* **WHAT TO DO**
Work out how many lines in the listing below include the word "icon"; answer with the number alone.
BEGIN INPUT FOR THIS TASK
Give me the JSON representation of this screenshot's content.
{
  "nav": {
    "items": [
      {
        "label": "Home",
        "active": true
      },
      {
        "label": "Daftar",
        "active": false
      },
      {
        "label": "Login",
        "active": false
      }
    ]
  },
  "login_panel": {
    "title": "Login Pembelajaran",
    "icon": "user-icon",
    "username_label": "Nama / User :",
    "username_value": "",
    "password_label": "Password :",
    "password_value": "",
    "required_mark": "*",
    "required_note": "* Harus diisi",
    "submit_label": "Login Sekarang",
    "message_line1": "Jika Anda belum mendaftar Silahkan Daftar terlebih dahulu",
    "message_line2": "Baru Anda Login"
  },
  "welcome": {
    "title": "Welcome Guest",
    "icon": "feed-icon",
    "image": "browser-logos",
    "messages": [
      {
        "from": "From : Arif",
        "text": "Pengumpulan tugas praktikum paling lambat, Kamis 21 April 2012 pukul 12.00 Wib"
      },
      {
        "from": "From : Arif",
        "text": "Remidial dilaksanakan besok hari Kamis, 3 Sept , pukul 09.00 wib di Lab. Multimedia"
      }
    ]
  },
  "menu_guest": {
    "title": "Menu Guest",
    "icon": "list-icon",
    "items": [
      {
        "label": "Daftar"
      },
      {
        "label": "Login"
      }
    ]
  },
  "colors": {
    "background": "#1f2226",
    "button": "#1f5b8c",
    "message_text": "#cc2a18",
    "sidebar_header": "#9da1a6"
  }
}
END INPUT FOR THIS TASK
* **FINISHED TASK**
3